Dataset entries Start Marker
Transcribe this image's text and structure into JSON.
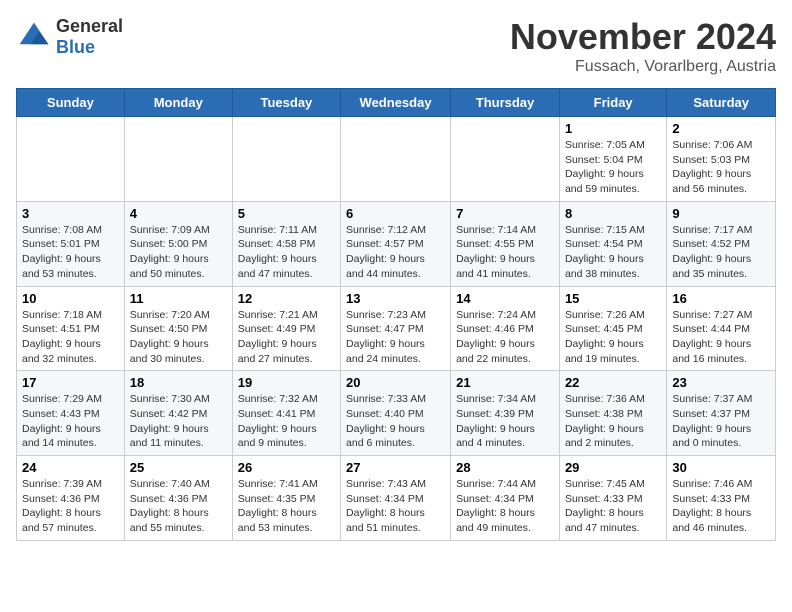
{
  "header": {
    "logo_line1": "General",
    "logo_line2": "Blue",
    "month_title": "November 2024",
    "subtitle": "Fussach, Vorarlberg, Austria"
  },
  "weekdays": [
    "Sunday",
    "Monday",
    "Tuesday",
    "Wednesday",
    "Thursday",
    "Friday",
    "Saturday"
  ],
  "weeks": [
    [
      {
        "day": "",
        "info": ""
      },
      {
        "day": "",
        "info": ""
      },
      {
        "day": "",
        "info": ""
      },
      {
        "day": "",
        "info": ""
      },
      {
        "day": "",
        "info": ""
      },
      {
        "day": "1",
        "info": "Sunrise: 7:05 AM\nSunset: 5:04 PM\nDaylight: 9 hours and 59 minutes."
      },
      {
        "day": "2",
        "info": "Sunrise: 7:06 AM\nSunset: 5:03 PM\nDaylight: 9 hours and 56 minutes."
      }
    ],
    [
      {
        "day": "3",
        "info": "Sunrise: 7:08 AM\nSunset: 5:01 PM\nDaylight: 9 hours and 53 minutes."
      },
      {
        "day": "4",
        "info": "Sunrise: 7:09 AM\nSunset: 5:00 PM\nDaylight: 9 hours and 50 minutes."
      },
      {
        "day": "5",
        "info": "Sunrise: 7:11 AM\nSunset: 4:58 PM\nDaylight: 9 hours and 47 minutes."
      },
      {
        "day": "6",
        "info": "Sunrise: 7:12 AM\nSunset: 4:57 PM\nDaylight: 9 hours and 44 minutes."
      },
      {
        "day": "7",
        "info": "Sunrise: 7:14 AM\nSunset: 4:55 PM\nDaylight: 9 hours and 41 minutes."
      },
      {
        "day": "8",
        "info": "Sunrise: 7:15 AM\nSunset: 4:54 PM\nDaylight: 9 hours and 38 minutes."
      },
      {
        "day": "9",
        "info": "Sunrise: 7:17 AM\nSunset: 4:52 PM\nDaylight: 9 hours and 35 minutes."
      }
    ],
    [
      {
        "day": "10",
        "info": "Sunrise: 7:18 AM\nSunset: 4:51 PM\nDaylight: 9 hours and 32 minutes."
      },
      {
        "day": "11",
        "info": "Sunrise: 7:20 AM\nSunset: 4:50 PM\nDaylight: 9 hours and 30 minutes."
      },
      {
        "day": "12",
        "info": "Sunrise: 7:21 AM\nSunset: 4:49 PM\nDaylight: 9 hours and 27 minutes."
      },
      {
        "day": "13",
        "info": "Sunrise: 7:23 AM\nSunset: 4:47 PM\nDaylight: 9 hours and 24 minutes."
      },
      {
        "day": "14",
        "info": "Sunrise: 7:24 AM\nSunset: 4:46 PM\nDaylight: 9 hours and 22 minutes."
      },
      {
        "day": "15",
        "info": "Sunrise: 7:26 AM\nSunset: 4:45 PM\nDaylight: 9 hours and 19 minutes."
      },
      {
        "day": "16",
        "info": "Sunrise: 7:27 AM\nSunset: 4:44 PM\nDaylight: 9 hours and 16 minutes."
      }
    ],
    [
      {
        "day": "17",
        "info": "Sunrise: 7:29 AM\nSunset: 4:43 PM\nDaylight: 9 hours and 14 minutes."
      },
      {
        "day": "18",
        "info": "Sunrise: 7:30 AM\nSunset: 4:42 PM\nDaylight: 9 hours and 11 minutes."
      },
      {
        "day": "19",
        "info": "Sunrise: 7:32 AM\nSunset: 4:41 PM\nDaylight: 9 hours and 9 minutes."
      },
      {
        "day": "20",
        "info": "Sunrise: 7:33 AM\nSunset: 4:40 PM\nDaylight: 9 hours and 6 minutes."
      },
      {
        "day": "21",
        "info": "Sunrise: 7:34 AM\nSunset: 4:39 PM\nDaylight: 9 hours and 4 minutes."
      },
      {
        "day": "22",
        "info": "Sunrise: 7:36 AM\nSunset: 4:38 PM\nDaylight: 9 hours and 2 minutes."
      },
      {
        "day": "23",
        "info": "Sunrise: 7:37 AM\nSunset: 4:37 PM\nDaylight: 9 hours and 0 minutes."
      }
    ],
    [
      {
        "day": "24",
        "info": "Sunrise: 7:39 AM\nSunset: 4:36 PM\nDaylight: 8 hours and 57 minutes."
      },
      {
        "day": "25",
        "info": "Sunrise: 7:40 AM\nSunset: 4:36 PM\nDaylight: 8 hours and 55 minutes."
      },
      {
        "day": "26",
        "info": "Sunrise: 7:41 AM\nSunset: 4:35 PM\nDaylight: 8 hours and 53 minutes."
      },
      {
        "day": "27",
        "info": "Sunrise: 7:43 AM\nSunset: 4:34 PM\nDaylight: 8 hours and 51 minutes."
      },
      {
        "day": "28",
        "info": "Sunrise: 7:44 AM\nSunset: 4:34 PM\nDaylight: 8 hours and 49 minutes."
      },
      {
        "day": "29",
        "info": "Sunrise: 7:45 AM\nSunset: 4:33 PM\nDaylight: 8 hours and 47 minutes."
      },
      {
        "day": "30",
        "info": "Sunrise: 7:46 AM\nSunset: 4:33 PM\nDaylight: 8 hours and 46 minutes."
      }
    ]
  ]
}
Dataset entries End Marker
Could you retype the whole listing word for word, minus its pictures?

Transcribe this image's text and structure into JSON.
{
  "header": {
    "logo_line1": "General",
    "logo_line2": "Blue",
    "month_title": "November 2024",
    "subtitle": "Fussach, Vorarlberg, Austria"
  },
  "weekdays": [
    "Sunday",
    "Monday",
    "Tuesday",
    "Wednesday",
    "Thursday",
    "Friday",
    "Saturday"
  ],
  "weeks": [
    [
      {
        "day": "",
        "info": ""
      },
      {
        "day": "",
        "info": ""
      },
      {
        "day": "",
        "info": ""
      },
      {
        "day": "",
        "info": ""
      },
      {
        "day": "",
        "info": ""
      },
      {
        "day": "1",
        "info": "Sunrise: 7:05 AM\nSunset: 5:04 PM\nDaylight: 9 hours and 59 minutes."
      },
      {
        "day": "2",
        "info": "Sunrise: 7:06 AM\nSunset: 5:03 PM\nDaylight: 9 hours and 56 minutes."
      }
    ],
    [
      {
        "day": "3",
        "info": "Sunrise: 7:08 AM\nSunset: 5:01 PM\nDaylight: 9 hours and 53 minutes."
      },
      {
        "day": "4",
        "info": "Sunrise: 7:09 AM\nSunset: 5:00 PM\nDaylight: 9 hours and 50 minutes."
      },
      {
        "day": "5",
        "info": "Sunrise: 7:11 AM\nSunset: 4:58 PM\nDaylight: 9 hours and 47 minutes."
      },
      {
        "day": "6",
        "info": "Sunrise: 7:12 AM\nSunset: 4:57 PM\nDaylight: 9 hours and 44 minutes."
      },
      {
        "day": "7",
        "info": "Sunrise: 7:14 AM\nSunset: 4:55 PM\nDaylight: 9 hours and 41 minutes."
      },
      {
        "day": "8",
        "info": "Sunrise: 7:15 AM\nSunset: 4:54 PM\nDaylight: 9 hours and 38 minutes."
      },
      {
        "day": "9",
        "info": "Sunrise: 7:17 AM\nSunset: 4:52 PM\nDaylight: 9 hours and 35 minutes."
      }
    ],
    [
      {
        "day": "10",
        "info": "Sunrise: 7:18 AM\nSunset: 4:51 PM\nDaylight: 9 hours and 32 minutes."
      },
      {
        "day": "11",
        "info": "Sunrise: 7:20 AM\nSunset: 4:50 PM\nDaylight: 9 hours and 30 minutes."
      },
      {
        "day": "12",
        "info": "Sunrise: 7:21 AM\nSunset: 4:49 PM\nDaylight: 9 hours and 27 minutes."
      },
      {
        "day": "13",
        "info": "Sunrise: 7:23 AM\nSunset: 4:47 PM\nDaylight: 9 hours and 24 minutes."
      },
      {
        "day": "14",
        "info": "Sunrise: 7:24 AM\nSunset: 4:46 PM\nDaylight: 9 hours and 22 minutes."
      },
      {
        "day": "15",
        "info": "Sunrise: 7:26 AM\nSunset: 4:45 PM\nDaylight: 9 hours and 19 minutes."
      },
      {
        "day": "16",
        "info": "Sunrise: 7:27 AM\nSunset: 4:44 PM\nDaylight: 9 hours and 16 minutes."
      }
    ],
    [
      {
        "day": "17",
        "info": "Sunrise: 7:29 AM\nSunset: 4:43 PM\nDaylight: 9 hours and 14 minutes."
      },
      {
        "day": "18",
        "info": "Sunrise: 7:30 AM\nSunset: 4:42 PM\nDaylight: 9 hours and 11 minutes."
      },
      {
        "day": "19",
        "info": "Sunrise: 7:32 AM\nSunset: 4:41 PM\nDaylight: 9 hours and 9 minutes."
      },
      {
        "day": "20",
        "info": "Sunrise: 7:33 AM\nSunset: 4:40 PM\nDaylight: 9 hours and 6 minutes."
      },
      {
        "day": "21",
        "info": "Sunrise: 7:34 AM\nSunset: 4:39 PM\nDaylight: 9 hours and 4 minutes."
      },
      {
        "day": "22",
        "info": "Sunrise: 7:36 AM\nSunset: 4:38 PM\nDaylight: 9 hours and 2 minutes."
      },
      {
        "day": "23",
        "info": "Sunrise: 7:37 AM\nSunset: 4:37 PM\nDaylight: 9 hours and 0 minutes."
      }
    ],
    [
      {
        "day": "24",
        "info": "Sunrise: 7:39 AM\nSunset: 4:36 PM\nDaylight: 8 hours and 57 minutes."
      },
      {
        "day": "25",
        "info": "Sunrise: 7:40 AM\nSunset: 4:36 PM\nDaylight: 8 hours and 55 minutes."
      },
      {
        "day": "26",
        "info": "Sunrise: 7:41 AM\nSunset: 4:35 PM\nDaylight: 8 hours and 53 minutes."
      },
      {
        "day": "27",
        "info": "Sunrise: 7:43 AM\nSunset: 4:34 PM\nDaylight: 8 hours and 51 minutes."
      },
      {
        "day": "28",
        "info": "Sunrise: 7:44 AM\nSunset: 4:34 PM\nDaylight: 8 hours and 49 minutes."
      },
      {
        "day": "29",
        "info": "Sunrise: 7:45 AM\nSunset: 4:33 PM\nDaylight: 8 hours and 47 minutes."
      },
      {
        "day": "30",
        "info": "Sunrise: 7:46 AM\nSunset: 4:33 PM\nDaylight: 8 hours and 46 minutes."
      }
    ]
  ]
}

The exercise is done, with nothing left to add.